The lines you return must be all those in the data that hold the string "Knowledge".

####################

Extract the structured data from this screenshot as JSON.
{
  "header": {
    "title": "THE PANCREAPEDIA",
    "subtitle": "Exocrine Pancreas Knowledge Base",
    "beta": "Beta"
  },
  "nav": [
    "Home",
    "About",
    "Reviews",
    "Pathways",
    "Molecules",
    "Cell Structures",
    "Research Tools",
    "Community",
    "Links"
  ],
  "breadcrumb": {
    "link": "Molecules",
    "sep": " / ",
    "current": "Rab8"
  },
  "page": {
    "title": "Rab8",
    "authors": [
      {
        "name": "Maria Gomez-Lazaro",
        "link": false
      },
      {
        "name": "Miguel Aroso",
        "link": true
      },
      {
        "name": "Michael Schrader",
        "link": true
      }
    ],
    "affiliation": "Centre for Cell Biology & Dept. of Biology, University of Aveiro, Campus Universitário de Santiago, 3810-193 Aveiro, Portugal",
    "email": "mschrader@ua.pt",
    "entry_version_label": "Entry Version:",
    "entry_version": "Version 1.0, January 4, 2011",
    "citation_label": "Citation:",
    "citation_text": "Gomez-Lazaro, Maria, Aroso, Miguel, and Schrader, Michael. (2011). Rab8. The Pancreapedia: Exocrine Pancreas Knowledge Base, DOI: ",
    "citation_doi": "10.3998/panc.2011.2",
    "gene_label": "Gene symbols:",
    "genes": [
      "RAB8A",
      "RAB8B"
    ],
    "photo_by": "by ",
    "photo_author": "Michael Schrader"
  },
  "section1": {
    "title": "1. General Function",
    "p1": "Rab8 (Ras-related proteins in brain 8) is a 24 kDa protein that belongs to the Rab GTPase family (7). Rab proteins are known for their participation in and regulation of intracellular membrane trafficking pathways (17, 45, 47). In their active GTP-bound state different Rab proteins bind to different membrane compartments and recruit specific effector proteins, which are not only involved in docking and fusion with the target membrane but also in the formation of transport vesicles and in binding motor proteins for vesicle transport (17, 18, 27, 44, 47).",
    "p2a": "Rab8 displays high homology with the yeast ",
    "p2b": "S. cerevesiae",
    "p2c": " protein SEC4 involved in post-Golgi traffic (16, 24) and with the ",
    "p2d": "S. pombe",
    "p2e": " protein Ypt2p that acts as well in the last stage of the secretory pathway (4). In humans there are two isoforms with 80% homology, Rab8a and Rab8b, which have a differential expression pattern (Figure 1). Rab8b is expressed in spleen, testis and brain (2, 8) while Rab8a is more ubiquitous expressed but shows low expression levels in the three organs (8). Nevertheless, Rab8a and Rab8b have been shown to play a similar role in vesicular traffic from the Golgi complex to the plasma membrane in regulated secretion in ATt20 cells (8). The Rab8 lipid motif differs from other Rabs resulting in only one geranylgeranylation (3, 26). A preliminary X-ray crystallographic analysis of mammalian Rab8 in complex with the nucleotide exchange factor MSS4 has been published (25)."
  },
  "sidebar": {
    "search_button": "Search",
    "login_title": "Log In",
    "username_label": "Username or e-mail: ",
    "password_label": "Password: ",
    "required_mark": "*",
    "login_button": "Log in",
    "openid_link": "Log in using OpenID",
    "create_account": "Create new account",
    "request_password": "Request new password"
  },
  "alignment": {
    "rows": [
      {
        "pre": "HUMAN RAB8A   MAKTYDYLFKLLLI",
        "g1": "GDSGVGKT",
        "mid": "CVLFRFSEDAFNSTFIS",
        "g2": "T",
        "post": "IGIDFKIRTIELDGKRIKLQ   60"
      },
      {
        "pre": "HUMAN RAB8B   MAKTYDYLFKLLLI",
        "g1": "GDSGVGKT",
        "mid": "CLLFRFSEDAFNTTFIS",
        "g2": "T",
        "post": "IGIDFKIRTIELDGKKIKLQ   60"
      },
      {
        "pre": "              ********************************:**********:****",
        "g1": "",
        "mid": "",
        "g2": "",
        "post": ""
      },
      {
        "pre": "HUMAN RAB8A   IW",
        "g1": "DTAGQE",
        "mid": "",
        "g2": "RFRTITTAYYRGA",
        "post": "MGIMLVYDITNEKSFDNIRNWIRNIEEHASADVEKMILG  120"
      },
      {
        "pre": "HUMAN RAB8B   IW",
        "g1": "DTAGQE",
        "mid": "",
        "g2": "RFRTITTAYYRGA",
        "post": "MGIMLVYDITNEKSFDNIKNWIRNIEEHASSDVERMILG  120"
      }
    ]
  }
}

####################

*Reply to the exercise:*
    "subtitle": "Exocrine Pancreas Knowledge Base",
    "citation_text": "Gomez-Lazaro, Maria, Aroso, Miguel, and Schrader, Michael. (2011). Rab8. The Pancreapedia: Exocrine Pancreas Knowledge Base, DOI: ",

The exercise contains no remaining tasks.